• _Activity_
The entries need to be copied exactly as they stand, images left out.

━━ Material provided ━━

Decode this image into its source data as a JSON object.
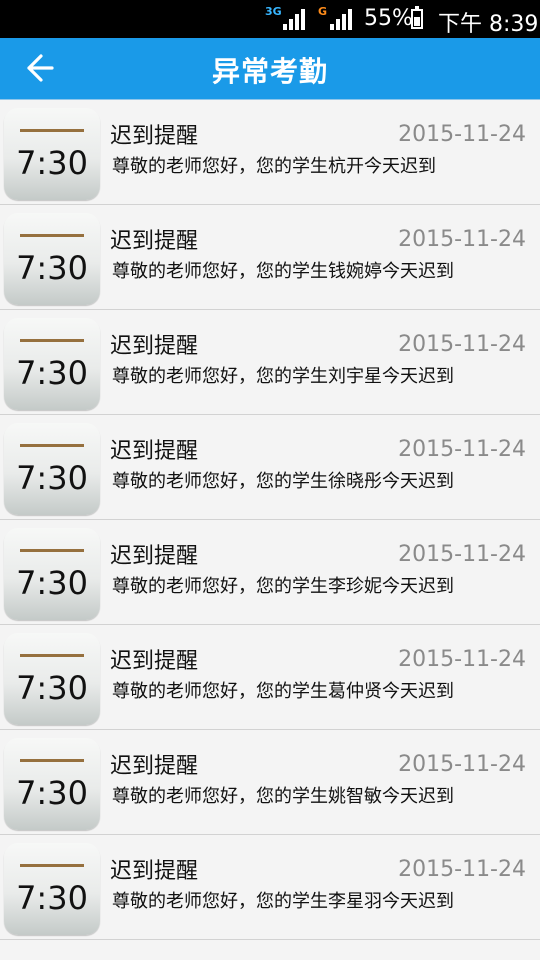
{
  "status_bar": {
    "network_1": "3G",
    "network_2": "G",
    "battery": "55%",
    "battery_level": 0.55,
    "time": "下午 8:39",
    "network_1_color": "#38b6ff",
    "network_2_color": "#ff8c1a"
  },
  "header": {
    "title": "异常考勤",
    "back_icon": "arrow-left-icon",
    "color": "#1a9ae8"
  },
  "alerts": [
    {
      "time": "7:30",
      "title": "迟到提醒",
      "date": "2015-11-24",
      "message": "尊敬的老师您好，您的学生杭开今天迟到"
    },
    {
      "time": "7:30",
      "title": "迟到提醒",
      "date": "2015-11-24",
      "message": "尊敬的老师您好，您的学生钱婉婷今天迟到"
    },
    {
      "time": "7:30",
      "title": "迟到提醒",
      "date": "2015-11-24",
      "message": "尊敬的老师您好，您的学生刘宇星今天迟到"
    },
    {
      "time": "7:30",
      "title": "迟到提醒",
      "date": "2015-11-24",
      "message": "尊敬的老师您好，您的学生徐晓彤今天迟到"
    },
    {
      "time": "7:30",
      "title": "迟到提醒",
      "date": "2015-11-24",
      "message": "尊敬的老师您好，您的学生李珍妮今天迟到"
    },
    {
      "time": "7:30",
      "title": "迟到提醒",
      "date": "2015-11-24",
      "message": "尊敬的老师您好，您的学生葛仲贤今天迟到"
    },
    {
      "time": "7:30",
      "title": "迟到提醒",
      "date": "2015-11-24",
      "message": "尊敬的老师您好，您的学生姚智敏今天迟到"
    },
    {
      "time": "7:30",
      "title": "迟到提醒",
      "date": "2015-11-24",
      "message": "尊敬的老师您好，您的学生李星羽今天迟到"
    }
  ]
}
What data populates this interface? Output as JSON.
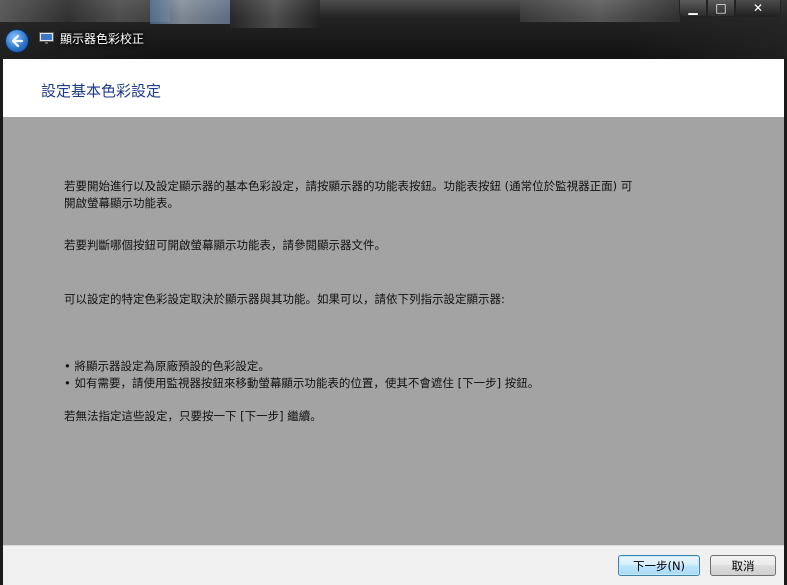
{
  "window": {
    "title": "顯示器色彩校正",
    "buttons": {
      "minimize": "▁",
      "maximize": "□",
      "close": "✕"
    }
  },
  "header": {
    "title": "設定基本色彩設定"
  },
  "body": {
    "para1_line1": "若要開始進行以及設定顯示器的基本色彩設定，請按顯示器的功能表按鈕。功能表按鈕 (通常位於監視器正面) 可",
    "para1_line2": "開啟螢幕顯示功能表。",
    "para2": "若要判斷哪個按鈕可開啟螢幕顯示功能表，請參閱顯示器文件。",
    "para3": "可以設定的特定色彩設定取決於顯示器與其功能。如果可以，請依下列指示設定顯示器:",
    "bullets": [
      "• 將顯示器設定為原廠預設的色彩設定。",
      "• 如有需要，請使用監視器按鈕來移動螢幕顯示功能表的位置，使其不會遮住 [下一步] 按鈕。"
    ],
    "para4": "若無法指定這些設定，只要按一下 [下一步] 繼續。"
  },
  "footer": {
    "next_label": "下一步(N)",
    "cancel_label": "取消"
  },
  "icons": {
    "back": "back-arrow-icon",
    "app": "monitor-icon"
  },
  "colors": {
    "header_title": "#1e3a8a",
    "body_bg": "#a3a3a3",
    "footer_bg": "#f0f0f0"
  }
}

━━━

• _Your solution_
Decode this image into its source data as a JSON object.
{
  "status_bar": {
    "network_1": "3G",
    "network_2": "G",
    "battery": "55%",
    "battery_level": 0.55,
    "time": "下午 8:39",
    "network_1_color": "#38b6ff",
    "network_2_color": "#ff8c1a"
  },
  "header": {
    "title": "异常考勤",
    "back_icon": "arrow-left-icon",
    "color": "#1a9ae8"
  },
  "alerts": [
    {
      "time": "7:30",
      "title": "迟到提醒",
      "date": "2015-11-24",
      "message": "尊敬的老师您好，您的学生杭开今天迟到"
    },
    {
      "time": "7:30",
      "title": "迟到提醒",
      "date": "2015-11-24",
      "message": "尊敬的老师您好，您的学生钱婉婷今天迟到"
    },
    {
      "time": "7:30",
      "title": "迟到提醒",
      "date": "2015-11-24",
      "message": "尊敬的老师您好，您的学生刘宇星今天迟到"
    },
    {
      "time": "7:30",
      "title": "迟到提醒",
      "date": "2015-11-24",
      "message": "尊敬的老师您好，您的学生徐晓彤今天迟到"
    },
    {
      "time": "7:30",
      "title": "迟到提醒",
      "date": "2015-11-24",
      "message": "尊敬的老师您好，您的学生李珍妮今天迟到"
    },
    {
      "time": "7:30",
      "title": "迟到提醒",
      "date": "2015-11-24",
      "message": "尊敬的老师您好，您的学生葛仲贤今天迟到"
    },
    {
      "time": "7:30",
      "title": "迟到提醒",
      "date": "2015-11-24",
      "message": "尊敬的老师您好，您的学生姚智敏今天迟到"
    },
    {
      "time": "7:30",
      "title": "迟到提醒",
      "date": "2015-11-24",
      "message": "尊敬的老师您好，您的学生李星羽今天迟到"
    }
  ]
}
What data populates this interface? Output as JSON.
{
  "window": {
    "title": "顯示器色彩校正",
    "buttons": {
      "minimize": "▁",
      "maximize": "□",
      "close": "✕"
    }
  },
  "header": {
    "title": "設定基本色彩設定"
  },
  "body": {
    "para1_line1": "若要開始進行以及設定顯示器的基本色彩設定，請按顯示器的功能表按鈕。功能表按鈕 (通常位於監視器正面) 可",
    "para1_line2": "開啟螢幕顯示功能表。",
    "para2": "若要判斷哪個按鈕可開啟螢幕顯示功能表，請參閱顯示器文件。",
    "para3": "可以設定的特定色彩設定取決於顯示器與其功能。如果可以，請依下列指示設定顯示器:",
    "bullets": [
      "• 將顯示器設定為原廠預設的色彩設定。",
      "• 如有需要，請使用監視器按鈕來移動螢幕顯示功能表的位置，使其不會遮住 [下一步] 按鈕。"
    ],
    "para4": "若無法指定這些設定，只要按一下 [下一步] 繼續。"
  },
  "footer": {
    "next_label": "下一步(N)",
    "cancel_label": "取消"
  },
  "icons": {
    "back": "back-arrow-icon",
    "app": "monitor-icon"
  },
  "colors": {
    "header_title": "#1e3a8a",
    "body_bg": "#a3a3a3",
    "footer_bg": "#f0f0f0"
  }
}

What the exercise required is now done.